Scientists have finally laid hands on the first member of a recalcitrant group of proteins called the Wnts two decades after their discovery. Important regulators of animal development, these proteins were suspected to have a role in keeping stem cells in their youthful, undifferentiated state - a suspicion that has proven correct, according to research carried out in two laboratories at Stanford University Medical Center. The ability to isolate Wnt proteins could help researchers grow some types of stem cells for use in bone marrow transplants or other therapies.
The gene coding for a protein usually reveals clues about how that protein will react in the lab and how best to isolate it from other molecules. The Wnts are unusual, however, because the way they behave in the lab differs from what the gene suggests. Roeland Nusse, PhD, professor of developmental biology at the School of Medicine and one of the first to isolate a Wnt (pronounced "wint") gene, reports how his lab members overcame these hurdles in the April 27 advance online edition of the journal Nature.
"We found that the protein is modified, explaining why it has been difficult to isolate," said Nusse, who is also an investigator at the Howard Hughes Medical Institute.
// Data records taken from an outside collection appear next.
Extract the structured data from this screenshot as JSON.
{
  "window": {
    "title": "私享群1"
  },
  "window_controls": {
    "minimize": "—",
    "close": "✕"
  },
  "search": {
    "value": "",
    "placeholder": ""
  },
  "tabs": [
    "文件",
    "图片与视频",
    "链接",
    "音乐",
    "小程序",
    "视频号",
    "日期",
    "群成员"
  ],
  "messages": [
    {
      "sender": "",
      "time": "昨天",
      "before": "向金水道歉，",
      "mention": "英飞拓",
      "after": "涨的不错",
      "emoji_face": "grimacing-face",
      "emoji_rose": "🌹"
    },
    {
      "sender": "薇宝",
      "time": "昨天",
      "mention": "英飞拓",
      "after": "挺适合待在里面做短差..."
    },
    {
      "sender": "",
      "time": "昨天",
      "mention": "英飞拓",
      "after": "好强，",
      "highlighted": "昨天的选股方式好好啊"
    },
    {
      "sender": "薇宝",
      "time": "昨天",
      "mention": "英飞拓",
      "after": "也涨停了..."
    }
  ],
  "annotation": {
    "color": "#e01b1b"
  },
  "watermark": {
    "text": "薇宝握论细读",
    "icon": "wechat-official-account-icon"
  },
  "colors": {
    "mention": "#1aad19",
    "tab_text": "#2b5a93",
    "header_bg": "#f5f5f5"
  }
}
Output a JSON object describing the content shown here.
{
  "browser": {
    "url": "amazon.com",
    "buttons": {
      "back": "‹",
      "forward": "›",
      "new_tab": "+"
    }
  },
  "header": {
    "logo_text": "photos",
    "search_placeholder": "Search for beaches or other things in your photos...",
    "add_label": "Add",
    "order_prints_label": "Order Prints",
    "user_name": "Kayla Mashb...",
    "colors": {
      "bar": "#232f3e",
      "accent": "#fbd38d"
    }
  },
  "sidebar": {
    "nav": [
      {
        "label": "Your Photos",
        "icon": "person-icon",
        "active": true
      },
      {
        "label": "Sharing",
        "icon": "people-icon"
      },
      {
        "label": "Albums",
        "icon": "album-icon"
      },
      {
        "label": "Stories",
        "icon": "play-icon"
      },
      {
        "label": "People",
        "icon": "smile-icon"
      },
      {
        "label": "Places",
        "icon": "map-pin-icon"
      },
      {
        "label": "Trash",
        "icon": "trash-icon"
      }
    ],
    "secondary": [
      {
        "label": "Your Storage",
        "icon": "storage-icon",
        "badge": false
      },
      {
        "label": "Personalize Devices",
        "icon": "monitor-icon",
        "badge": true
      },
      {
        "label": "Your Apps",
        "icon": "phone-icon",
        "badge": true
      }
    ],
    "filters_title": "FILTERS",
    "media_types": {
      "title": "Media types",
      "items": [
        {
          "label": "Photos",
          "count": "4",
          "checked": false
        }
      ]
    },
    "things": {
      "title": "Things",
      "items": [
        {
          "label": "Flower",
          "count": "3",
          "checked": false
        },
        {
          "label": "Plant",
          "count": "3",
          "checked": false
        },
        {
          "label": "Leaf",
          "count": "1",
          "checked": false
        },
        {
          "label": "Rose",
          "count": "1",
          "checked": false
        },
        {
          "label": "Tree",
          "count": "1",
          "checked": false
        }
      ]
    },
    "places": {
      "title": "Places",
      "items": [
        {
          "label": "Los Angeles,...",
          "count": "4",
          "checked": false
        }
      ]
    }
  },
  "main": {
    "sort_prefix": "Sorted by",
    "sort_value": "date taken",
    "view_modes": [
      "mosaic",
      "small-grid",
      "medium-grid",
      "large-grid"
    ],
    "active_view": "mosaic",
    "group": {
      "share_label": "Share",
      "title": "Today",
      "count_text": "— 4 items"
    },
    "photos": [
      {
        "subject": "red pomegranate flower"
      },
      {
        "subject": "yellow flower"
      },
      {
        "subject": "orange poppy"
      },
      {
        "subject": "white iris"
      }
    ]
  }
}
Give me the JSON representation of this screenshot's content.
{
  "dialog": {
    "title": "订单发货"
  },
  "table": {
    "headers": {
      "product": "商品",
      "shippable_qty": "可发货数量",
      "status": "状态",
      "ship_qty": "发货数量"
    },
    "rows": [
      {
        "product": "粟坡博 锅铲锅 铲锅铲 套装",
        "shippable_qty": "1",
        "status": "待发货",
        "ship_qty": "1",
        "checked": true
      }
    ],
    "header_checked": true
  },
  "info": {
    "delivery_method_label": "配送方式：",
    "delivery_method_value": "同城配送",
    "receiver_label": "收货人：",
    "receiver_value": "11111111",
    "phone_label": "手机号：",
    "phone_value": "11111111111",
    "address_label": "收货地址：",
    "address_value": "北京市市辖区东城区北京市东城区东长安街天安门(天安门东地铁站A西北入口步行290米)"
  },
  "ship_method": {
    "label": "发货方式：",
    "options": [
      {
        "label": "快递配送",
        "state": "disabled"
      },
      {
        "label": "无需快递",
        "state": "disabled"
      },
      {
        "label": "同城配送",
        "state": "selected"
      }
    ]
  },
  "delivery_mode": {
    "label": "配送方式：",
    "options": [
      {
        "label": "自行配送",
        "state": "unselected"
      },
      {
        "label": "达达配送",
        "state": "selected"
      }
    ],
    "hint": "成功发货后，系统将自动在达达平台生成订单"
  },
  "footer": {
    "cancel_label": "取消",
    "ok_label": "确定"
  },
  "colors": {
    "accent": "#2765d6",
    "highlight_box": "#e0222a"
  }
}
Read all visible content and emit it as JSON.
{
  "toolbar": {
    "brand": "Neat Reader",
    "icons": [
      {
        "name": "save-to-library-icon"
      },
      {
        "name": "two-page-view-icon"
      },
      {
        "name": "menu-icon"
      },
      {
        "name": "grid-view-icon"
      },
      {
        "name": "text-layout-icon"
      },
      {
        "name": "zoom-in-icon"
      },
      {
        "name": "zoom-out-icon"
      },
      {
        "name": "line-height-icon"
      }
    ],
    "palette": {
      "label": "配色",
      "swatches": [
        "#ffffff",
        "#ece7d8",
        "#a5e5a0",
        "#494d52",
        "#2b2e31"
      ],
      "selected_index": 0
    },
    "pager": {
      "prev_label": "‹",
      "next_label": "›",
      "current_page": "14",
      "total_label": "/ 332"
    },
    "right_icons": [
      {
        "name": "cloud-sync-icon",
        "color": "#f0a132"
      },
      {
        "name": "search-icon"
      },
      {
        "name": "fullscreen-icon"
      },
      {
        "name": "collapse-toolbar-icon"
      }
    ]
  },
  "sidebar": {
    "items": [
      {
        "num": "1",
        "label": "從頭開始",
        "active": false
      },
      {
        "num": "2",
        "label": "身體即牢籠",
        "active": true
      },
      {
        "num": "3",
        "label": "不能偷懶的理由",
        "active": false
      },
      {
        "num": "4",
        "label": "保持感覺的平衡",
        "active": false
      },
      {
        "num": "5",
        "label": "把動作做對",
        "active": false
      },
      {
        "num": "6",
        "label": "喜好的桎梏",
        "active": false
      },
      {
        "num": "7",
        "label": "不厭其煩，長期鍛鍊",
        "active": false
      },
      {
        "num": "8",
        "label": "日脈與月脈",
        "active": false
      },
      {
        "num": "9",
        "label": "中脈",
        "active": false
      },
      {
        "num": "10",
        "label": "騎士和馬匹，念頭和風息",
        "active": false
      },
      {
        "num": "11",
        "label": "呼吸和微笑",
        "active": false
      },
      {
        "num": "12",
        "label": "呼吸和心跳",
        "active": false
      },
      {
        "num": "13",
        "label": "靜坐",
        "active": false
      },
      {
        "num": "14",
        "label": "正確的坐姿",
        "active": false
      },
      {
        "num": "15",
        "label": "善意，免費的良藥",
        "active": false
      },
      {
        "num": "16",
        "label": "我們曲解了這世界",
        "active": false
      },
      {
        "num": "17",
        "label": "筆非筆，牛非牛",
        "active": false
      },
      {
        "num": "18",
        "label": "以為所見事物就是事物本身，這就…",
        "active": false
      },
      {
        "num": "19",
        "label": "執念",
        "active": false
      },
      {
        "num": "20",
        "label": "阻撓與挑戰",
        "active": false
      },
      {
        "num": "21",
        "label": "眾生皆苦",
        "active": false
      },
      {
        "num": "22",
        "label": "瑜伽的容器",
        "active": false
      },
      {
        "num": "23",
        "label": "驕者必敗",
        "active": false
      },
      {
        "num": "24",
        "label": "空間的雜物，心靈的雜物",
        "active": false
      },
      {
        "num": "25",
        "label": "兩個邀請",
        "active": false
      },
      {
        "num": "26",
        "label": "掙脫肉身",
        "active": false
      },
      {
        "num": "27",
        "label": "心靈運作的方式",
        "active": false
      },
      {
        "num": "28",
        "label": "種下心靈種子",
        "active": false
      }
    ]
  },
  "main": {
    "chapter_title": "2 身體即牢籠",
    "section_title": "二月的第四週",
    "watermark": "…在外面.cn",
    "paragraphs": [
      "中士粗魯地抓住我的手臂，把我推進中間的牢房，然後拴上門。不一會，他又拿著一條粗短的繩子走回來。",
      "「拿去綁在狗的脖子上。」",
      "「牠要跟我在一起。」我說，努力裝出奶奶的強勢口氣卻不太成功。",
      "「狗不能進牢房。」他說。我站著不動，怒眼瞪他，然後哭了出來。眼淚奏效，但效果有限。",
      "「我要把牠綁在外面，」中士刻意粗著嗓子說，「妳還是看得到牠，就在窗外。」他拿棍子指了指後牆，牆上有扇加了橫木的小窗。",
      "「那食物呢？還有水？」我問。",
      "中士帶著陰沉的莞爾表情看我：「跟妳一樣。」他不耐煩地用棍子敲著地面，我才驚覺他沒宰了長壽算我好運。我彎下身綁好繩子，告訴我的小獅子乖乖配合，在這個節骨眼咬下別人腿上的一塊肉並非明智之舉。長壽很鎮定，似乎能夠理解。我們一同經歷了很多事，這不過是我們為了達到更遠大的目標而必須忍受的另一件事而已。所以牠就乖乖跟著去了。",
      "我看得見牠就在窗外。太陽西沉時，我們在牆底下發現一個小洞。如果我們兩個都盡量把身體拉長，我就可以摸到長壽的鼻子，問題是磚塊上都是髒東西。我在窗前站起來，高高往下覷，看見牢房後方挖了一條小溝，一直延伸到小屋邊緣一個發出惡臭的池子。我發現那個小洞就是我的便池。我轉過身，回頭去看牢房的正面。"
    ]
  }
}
Although the proteins structure suggests it should dissolve easily in water, Karl Willert, PhD, a postdoctoral fellow in Nusses lab, found that an attached fat molecule makes the protein shun water and prefer the company of detergents instead.
New technique unveils 'matrix' inside tissues and tumors
29.06.2017 | University of Copenhagen The Faculty of Health and Medical Sciences
Designed proteins to treat muscular dystrophy
29.06.2017 | Universität Basel
Computer scientists use wave packet theory to develop realistic, detailed water wave simulations in real time. Their results will be presented at this year’s SIGGRAPH conference.
Think about the last time you were at a lake, river, or the ocean. Remember the ripples of the water, the waves crashing against the rocks, the wake following...
An international team of scientists has proposed a new multi-disciplinary approach in which an array of new technologies will allow us to map biodiversity and the risks that wildlife is facing at the scale of whole landscapes. The findings are published in Nature Ecology and Evolution. This international research is led by the Kunming Institute of Zoology from China, University of East Anglia, University of Leicester and the Leibniz Institute for Zoo and Wildlife Research.
Using a combination of satellite and ground data, the team proposes that it is now possible to map biodiversity with an accuracy that has not been previously...
Heatwaves in the Arctic, longer periods of vegetation in Europe, severe floods in West Africa – starting in 2021, scientists want to explore the emissions of the greenhouse gas methane with the German-French satellite MERLIN. This is made possible by a new robust laser system of the Fraunhofer Institute for Laser Technology ILT in Aachen, which achieves unprecedented measurement accuracy.
Methane is primarily the result of the decomposition of organic matter. The gas has a 25 times greater warming potential than carbon dioxide, but is not as...
Hydrogen is regarded as the energy source of the future: It is produced with solar power and can be used to generate heat and electricity in fuel cells. Empa researchers have now succeeded in decoding the movement of hydrogen ions in crystals – a key step towards more efficient energy conversion in the hydrogen industry of tomorrow.
As charge carriers, electrons and ions play the leading role in electrochemical energy storage devices and converters such as batteries and fuel cells. Proton...
Scientists from the Excellence Cluster Universe at the Ludwig-Maximilians-Universität Munich have establised "Cosmowebportal", a unique data centre for cosmological simulations located at the Leibniz Supercomputing Centre (LRZ) of the Bavarian Academy of Sciences. The complete results of a series of large hydrodynamical cosmological simulations are available, with data volumes typically exceeding several hundred terabytes. Scientists worldwide can interactively explore these complex simulations via a web interface and directly access the results.
With current telescopes, scientists can observe our Universe’s galaxies and galaxy clusters and their distribution along an invisible cosmic web. From the...
19.06.2017 | Event News
13.06.2017 | Event News
13.06.2017 | Event News
29.06.2017 | Physics and Astronomy
29.06.2017 | Life Sciences
29.06.2017 | Health and Medicine